Playing Big by Tara Mohr. I recommend this to women who are at a crossroads with their career, struggling with self-doubt about pursuing a business idea or being more assertive at work, and who have basically struggled with their inner critic and Imposter Syndrome in their professional lives and want to stop playing it small.
You Can Heal Your Life by Louise Hay (as above) and for a more in-depth look reference book, I can not recommend Messages from the Body by Michael J. Lincoln enough (I don’t think it’s available in print but I have it on iBooks so that I can quickly reference it). It has an incredibly extensive list of physical conditions with incredible insight into the thought patterns and life experiences, including family dynamics, behind them.
There are also a few fiction reads that I recommend to anyone who is stuck in the twilight zone with an abusive partner (verbal, emotional, physical) and who is still wondering where that ‘amazing’ person from the beginning is or why everything has gone so wrong and is blaming themselves.
I Let You Go by Clare Mackintosh is a psychological thriller with a shocking, gasp out loud in your bed twist, but that’s not the only reason I love it. It is a brilliant portrayal of an abuser and how their mind works but also, how their shenanigans start from before you’ve even agreed to go on a date and that ultimately, they keep setting you up.
The Girl On The Train by Paula Hawkins. If you want to learn about how someone can be incredibly deceptive and play women off against each other, this is a great read. Also, I think that ‘drunk girl’ Rachel compels us to have compassion for that version of us that got lost after the end of a relationship and slid into a very difficult space. I would read the book before you watch the film.
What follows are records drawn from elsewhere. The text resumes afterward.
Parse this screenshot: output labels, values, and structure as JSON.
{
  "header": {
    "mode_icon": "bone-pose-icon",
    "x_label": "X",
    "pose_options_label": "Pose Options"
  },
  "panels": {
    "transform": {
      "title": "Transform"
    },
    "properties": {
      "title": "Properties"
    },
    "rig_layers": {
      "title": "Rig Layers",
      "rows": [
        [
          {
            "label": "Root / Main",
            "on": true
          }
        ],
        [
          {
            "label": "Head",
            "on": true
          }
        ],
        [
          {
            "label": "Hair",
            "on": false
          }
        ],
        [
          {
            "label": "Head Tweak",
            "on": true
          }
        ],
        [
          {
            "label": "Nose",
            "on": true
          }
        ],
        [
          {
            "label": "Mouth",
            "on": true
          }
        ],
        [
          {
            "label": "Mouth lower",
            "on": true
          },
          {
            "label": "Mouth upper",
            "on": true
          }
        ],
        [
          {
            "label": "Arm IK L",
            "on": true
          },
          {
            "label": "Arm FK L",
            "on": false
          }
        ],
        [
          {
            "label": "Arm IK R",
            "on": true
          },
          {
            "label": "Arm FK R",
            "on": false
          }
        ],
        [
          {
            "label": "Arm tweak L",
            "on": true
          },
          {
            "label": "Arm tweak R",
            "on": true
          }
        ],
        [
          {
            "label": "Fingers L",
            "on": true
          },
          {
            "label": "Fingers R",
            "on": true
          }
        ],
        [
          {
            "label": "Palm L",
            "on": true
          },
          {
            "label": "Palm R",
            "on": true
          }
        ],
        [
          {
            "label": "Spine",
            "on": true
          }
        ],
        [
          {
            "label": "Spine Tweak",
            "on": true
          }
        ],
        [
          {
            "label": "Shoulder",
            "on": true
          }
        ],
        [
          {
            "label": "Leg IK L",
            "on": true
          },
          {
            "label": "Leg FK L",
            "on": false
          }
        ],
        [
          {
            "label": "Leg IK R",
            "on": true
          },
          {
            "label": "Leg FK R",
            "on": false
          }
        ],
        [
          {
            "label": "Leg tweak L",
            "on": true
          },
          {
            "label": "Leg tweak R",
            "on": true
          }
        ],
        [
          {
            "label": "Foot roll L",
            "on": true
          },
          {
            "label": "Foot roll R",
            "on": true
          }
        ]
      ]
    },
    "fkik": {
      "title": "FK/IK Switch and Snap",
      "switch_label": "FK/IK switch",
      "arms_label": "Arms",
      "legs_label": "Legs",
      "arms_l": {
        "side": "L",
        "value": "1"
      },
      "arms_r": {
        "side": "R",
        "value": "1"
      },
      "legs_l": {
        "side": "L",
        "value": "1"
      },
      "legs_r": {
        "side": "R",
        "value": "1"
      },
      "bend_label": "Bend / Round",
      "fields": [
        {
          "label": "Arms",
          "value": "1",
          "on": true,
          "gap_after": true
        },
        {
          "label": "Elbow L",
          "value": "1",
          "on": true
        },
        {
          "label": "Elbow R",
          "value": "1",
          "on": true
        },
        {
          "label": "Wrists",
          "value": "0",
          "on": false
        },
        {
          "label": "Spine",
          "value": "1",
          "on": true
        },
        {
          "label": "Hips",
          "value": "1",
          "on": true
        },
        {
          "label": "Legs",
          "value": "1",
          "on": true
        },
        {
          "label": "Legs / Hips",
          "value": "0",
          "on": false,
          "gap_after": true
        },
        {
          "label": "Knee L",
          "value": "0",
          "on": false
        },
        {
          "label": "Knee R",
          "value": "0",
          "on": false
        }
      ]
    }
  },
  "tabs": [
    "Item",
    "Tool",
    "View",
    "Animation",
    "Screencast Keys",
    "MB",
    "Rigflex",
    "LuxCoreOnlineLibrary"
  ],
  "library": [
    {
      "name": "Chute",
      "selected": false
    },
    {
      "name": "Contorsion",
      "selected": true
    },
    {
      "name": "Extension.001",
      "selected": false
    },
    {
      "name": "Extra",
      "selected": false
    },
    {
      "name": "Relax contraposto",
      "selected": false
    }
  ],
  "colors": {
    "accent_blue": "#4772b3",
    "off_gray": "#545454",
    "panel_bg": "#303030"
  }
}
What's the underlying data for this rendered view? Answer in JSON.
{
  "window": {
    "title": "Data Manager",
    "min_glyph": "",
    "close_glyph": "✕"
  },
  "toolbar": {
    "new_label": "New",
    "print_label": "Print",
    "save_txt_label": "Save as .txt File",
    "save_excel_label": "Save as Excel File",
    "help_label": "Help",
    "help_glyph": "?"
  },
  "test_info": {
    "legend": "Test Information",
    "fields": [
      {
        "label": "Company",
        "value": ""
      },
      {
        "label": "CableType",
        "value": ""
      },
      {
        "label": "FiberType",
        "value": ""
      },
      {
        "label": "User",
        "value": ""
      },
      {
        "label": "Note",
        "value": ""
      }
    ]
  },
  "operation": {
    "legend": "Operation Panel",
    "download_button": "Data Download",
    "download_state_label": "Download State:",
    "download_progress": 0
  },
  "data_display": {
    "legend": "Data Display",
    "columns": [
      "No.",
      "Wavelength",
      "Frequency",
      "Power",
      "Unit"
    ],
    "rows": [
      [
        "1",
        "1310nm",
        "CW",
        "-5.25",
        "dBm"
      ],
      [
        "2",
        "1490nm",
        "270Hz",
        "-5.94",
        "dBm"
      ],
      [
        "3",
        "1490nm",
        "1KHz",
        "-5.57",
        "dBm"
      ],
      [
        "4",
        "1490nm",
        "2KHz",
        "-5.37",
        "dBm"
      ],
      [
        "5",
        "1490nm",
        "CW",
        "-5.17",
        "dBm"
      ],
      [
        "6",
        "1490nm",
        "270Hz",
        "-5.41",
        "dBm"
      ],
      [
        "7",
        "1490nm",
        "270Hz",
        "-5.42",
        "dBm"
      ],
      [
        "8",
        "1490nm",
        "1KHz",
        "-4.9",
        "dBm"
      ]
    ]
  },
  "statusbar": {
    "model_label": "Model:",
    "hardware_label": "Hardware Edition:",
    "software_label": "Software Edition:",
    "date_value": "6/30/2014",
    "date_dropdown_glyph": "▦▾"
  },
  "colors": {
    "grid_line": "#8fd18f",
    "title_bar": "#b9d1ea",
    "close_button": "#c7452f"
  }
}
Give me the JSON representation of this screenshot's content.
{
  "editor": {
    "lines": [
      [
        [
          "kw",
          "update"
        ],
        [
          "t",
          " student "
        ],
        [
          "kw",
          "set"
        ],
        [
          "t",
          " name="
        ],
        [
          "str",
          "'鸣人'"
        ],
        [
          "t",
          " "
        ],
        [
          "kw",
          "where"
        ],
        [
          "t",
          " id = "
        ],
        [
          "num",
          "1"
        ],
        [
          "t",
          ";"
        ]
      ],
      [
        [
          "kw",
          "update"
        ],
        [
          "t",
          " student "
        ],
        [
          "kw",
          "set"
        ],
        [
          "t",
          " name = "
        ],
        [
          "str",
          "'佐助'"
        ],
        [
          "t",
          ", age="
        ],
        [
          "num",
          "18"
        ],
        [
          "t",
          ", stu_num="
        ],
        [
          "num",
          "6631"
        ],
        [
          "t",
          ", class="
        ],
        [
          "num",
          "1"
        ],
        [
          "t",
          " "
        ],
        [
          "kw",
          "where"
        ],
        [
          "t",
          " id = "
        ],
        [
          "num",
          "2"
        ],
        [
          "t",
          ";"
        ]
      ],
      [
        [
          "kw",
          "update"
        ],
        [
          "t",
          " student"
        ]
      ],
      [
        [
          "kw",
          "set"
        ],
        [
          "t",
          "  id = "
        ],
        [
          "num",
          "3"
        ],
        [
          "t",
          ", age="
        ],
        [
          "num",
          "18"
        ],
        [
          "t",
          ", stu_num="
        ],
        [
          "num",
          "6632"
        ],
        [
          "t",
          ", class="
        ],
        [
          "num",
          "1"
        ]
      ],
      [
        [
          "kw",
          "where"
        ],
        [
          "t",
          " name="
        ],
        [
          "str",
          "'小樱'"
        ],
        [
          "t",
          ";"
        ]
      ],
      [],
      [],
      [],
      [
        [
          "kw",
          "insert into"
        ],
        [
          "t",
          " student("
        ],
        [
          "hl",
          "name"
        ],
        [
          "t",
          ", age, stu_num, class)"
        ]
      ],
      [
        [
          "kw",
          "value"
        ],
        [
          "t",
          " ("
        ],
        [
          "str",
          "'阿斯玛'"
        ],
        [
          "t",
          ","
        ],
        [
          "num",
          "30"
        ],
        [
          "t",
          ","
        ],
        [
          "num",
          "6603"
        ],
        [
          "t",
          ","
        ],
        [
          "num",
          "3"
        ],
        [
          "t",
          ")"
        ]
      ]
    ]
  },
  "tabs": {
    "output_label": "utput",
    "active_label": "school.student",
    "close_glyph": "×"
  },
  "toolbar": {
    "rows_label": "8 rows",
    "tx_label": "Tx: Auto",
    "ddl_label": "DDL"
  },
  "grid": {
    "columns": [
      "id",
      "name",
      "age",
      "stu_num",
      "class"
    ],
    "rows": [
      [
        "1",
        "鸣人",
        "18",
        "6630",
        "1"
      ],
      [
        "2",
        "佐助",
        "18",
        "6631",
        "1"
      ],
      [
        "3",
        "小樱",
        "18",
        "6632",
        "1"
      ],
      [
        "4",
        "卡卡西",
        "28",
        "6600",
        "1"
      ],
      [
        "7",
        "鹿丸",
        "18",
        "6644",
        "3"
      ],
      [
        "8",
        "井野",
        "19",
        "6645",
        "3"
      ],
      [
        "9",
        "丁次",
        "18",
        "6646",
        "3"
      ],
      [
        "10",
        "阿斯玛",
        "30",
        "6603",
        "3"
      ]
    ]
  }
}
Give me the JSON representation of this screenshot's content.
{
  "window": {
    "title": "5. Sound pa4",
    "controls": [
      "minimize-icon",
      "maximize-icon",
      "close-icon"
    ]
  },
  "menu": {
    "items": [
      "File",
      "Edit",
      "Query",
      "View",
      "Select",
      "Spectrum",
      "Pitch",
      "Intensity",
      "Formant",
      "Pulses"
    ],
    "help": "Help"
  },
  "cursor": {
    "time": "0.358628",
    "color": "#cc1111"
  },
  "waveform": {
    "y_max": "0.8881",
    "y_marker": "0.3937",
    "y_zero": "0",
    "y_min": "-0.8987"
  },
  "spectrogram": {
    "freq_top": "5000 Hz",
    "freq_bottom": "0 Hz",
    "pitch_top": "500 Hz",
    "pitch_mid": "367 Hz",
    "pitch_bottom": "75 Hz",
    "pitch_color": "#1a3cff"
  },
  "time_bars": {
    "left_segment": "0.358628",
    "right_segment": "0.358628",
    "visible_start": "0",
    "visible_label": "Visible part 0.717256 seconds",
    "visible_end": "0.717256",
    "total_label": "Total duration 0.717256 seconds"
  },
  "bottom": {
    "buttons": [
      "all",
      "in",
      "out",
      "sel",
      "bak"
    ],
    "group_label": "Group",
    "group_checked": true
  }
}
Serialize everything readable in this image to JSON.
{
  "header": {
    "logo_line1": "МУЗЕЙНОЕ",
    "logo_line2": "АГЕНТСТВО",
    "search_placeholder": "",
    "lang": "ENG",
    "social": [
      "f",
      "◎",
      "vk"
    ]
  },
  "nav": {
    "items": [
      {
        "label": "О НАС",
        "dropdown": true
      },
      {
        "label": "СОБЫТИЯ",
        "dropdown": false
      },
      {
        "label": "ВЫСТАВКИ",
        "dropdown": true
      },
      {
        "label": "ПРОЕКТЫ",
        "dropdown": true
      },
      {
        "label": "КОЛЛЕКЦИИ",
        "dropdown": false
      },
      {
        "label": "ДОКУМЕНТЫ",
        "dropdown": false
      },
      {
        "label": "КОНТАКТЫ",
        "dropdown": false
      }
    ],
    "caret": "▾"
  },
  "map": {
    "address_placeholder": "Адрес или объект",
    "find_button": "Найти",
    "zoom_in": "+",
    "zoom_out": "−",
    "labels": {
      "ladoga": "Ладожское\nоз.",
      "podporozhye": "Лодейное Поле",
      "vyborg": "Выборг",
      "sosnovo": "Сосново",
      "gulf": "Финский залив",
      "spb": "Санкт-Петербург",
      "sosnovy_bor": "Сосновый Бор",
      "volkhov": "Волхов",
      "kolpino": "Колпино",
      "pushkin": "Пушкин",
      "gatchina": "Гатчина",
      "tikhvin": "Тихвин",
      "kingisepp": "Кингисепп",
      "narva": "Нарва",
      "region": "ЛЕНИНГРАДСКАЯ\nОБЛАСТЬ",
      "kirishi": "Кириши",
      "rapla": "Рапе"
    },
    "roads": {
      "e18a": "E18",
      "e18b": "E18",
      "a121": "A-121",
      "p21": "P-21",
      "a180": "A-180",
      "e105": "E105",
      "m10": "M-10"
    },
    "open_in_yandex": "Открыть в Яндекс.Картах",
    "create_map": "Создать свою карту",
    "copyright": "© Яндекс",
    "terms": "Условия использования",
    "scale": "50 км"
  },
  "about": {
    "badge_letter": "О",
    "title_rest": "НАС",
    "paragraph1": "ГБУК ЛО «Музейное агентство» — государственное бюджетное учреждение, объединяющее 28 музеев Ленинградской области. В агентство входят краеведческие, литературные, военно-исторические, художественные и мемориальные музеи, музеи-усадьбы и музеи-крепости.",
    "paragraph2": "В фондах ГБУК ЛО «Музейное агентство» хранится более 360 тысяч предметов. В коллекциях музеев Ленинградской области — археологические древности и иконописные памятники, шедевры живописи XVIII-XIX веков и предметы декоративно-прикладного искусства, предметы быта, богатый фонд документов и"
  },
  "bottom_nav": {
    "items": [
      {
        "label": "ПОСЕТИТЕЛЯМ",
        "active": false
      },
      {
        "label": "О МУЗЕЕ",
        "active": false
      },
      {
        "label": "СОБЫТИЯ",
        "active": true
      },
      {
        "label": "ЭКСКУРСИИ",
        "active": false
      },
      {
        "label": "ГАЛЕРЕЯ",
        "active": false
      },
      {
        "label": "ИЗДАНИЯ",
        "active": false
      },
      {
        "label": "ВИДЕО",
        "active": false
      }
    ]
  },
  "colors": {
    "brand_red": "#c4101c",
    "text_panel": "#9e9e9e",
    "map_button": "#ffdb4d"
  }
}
Gone Girl by Gillian Flynn. I actually recommend this book, not just to people who have been involved with a narcissist or sociopath, but also to people who have a narcissistic parent or whose parents lived vicariously through them. I was open mouthed in parts and although, like The Girl On The Train, this book really divides people opinion wise, this book has stayed with me. I also think that Gone Girl is a frightening reminder about the perils of pretending to be something that you’re not. Like The Girl On The Train, I would read the book before you watch the film as the book is a genius head spin.